Now I’m not naive enough to think that we should immediately begin dispensing with the notion of morality and moral judgment, much less “right” and “wrong”. These ideas are so ingrained in all human society that discarding them is well nigh impossible, at least for the moment. But in the end, we aren’t responsible for our actions in the way most people think, for they stem from aspects of our biology that we don’t understand and can’t control.
And for those of you who say that “is” doesn’t produce “ought,” I’d like to ask you this: “well, how do we determine ‘oughts’”? They don’t come from thin air, and they don’t come from free will. They come from human judgment, which is a result of our genes and our environments. Why is that not, at least in principle, susceptible to scientific investigation?
Where does this leave philosophy? As Baggini admits, many philosophical questions will ultimately yield to science:
[LK] . . . What isn’t ruled out by the laws of physics is, in some sense, inevitable. So, right now, I cannot imagine that I could computationally determine the motion of all the particles in the room in which I am breathing air, so that I have to take average quantities and do statistics in order to compute physical behaviour. But, one day, who knows?
[JB]: Who knows? Indeed. Which is why philosophy needs to accept it may one day be made redundant. But science also has to accept there may be limits to its reach.
Yes, there may be some things that are forever beyond the research of science (how life originated may be one such issue). But that doesn’t mean that those questions can be answered by other means, or that the limits are based on anything but our technical and perceptual abilities.
I think philosophy will always have a place in scientific discourse, although, like theology, that place will shrink as science advances.

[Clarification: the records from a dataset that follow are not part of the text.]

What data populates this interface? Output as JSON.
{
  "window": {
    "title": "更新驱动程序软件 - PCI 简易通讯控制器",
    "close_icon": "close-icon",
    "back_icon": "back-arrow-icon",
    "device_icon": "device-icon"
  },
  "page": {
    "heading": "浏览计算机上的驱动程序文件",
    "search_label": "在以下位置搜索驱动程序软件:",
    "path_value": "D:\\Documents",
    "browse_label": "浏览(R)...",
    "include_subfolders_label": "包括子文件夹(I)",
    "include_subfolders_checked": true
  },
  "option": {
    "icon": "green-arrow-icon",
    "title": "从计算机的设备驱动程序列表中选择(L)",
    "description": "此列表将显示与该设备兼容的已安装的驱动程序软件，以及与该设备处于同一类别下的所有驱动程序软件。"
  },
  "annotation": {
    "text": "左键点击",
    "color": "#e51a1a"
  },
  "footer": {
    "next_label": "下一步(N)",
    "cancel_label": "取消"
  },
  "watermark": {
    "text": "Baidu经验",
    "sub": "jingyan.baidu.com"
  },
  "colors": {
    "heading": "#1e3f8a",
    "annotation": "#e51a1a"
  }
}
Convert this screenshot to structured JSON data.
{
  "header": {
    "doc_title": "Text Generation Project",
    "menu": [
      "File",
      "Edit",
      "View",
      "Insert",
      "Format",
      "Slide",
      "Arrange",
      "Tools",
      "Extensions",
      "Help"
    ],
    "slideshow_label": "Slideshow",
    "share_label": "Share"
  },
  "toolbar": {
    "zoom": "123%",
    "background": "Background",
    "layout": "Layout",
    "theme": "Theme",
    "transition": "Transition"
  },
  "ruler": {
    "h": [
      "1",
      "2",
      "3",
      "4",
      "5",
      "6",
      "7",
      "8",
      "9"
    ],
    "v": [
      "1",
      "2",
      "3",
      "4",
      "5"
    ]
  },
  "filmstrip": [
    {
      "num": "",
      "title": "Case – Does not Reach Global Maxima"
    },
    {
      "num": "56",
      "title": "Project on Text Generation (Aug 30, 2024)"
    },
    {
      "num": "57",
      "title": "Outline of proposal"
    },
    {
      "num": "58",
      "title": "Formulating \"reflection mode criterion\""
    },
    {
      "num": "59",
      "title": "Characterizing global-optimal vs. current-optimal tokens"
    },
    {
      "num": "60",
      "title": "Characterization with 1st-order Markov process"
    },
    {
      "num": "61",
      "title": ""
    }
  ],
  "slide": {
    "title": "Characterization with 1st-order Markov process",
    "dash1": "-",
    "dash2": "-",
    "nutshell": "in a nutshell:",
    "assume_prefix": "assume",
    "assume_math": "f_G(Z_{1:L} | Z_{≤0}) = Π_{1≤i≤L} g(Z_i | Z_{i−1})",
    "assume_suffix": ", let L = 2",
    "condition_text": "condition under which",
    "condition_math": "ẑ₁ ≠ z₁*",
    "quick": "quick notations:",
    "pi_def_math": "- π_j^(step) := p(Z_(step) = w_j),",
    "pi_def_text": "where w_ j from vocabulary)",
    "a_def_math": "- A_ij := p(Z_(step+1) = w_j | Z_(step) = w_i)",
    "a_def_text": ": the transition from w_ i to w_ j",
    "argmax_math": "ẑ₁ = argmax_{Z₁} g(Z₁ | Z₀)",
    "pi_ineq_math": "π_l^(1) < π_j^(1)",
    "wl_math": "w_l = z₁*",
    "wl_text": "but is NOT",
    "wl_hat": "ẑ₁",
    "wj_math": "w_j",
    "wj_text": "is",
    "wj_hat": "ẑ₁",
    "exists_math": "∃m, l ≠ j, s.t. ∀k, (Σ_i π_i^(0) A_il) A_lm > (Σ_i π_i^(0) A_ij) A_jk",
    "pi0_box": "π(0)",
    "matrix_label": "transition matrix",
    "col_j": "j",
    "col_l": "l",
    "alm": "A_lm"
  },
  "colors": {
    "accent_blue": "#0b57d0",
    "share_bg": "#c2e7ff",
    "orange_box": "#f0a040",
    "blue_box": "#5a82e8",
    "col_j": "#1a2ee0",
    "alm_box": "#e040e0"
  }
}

But even in the end, when we have a complete knowledge of human behavior and how it’s based on the molecular configuration of our brains interacting via our senses with the molecular configuration of our environments, philosophers will still be important for teaching us how to think hard, think logically, and figure out which questions are worth asking.
In the meantime, it would be nice if readers weighed in on the question of whether morality really is, in the end, at least partly independent of questions that can be studied via science.
But do read the Krauss/Baggini discussion: it’s one of the better things I’ve seen online in a while.